**Aim of the task**
Though the entries contain pictures, the copy you make should hold only the rest, exactly as written.

**Information given**
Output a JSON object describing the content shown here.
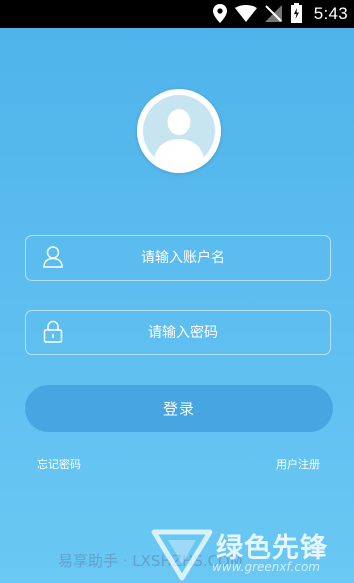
{
  "status_bar": {
    "time": "5:43",
    "icons": [
      "location-icon",
      "wifi-icon",
      "no-signal-icon",
      "battery-charging-icon"
    ]
  },
  "login": {
    "avatar_icon": "user-avatar-icon",
    "username": {
      "icon": "user-icon",
      "placeholder": "请输入账户名",
      "value": ""
    },
    "password": {
      "icon": "lock-icon",
      "placeholder": "请输入密码",
      "value": ""
    },
    "login_button": "登录",
    "forgot_password": "忘记密码",
    "register": "用户注册"
  },
  "watermark": {
    "left": "易享助手 · LXSHZHS.COM",
    "brand": "绿色先锋",
    "url": "www.greenxf.com"
  },
  "colors": {
    "background_top": "#4db3ea",
    "background_bottom": "#6ac8f3",
    "button": "#47a6e2",
    "avatar_fill": "#c7e4f1"
  }
}
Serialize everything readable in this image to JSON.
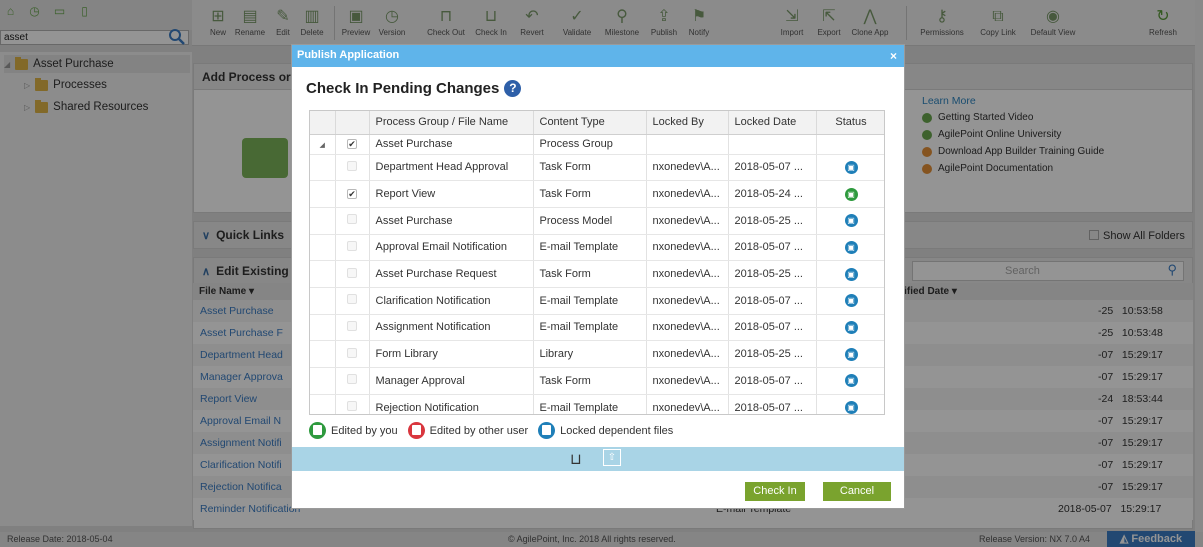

**Written reply**
Output a JSON object describing the content shown here.
{
  "status_bar": {
    "time": "5:43",
    "icons": [
      "location-icon",
      "wifi-icon",
      "no-signal-icon",
      "battery-charging-icon"
    ]
  },
  "login": {
    "avatar_icon": "user-avatar-icon",
    "username": {
      "icon": "user-icon",
      "placeholder": "请输入账户名",
      "value": ""
    },
    "password": {
      "icon": "lock-icon",
      "placeholder": "请输入密码",
      "value": ""
    },
    "login_button": "登录",
    "forgot_password": "忘记密码",
    "register": "用户注册"
  },
  "watermark": {
    "left": "易享助手 · LXSHZHS.COM",
    "brand": "绿色先锋",
    "url": "www.greenxf.com"
  },
  "colors": {
    "background_top": "#4db3ea",
    "background_bottom": "#6ac8f3",
    "button": "#47a6e2",
    "avatar_fill": "#c7e4f1"
  }
}
Serialize everything readable in this image to JSON.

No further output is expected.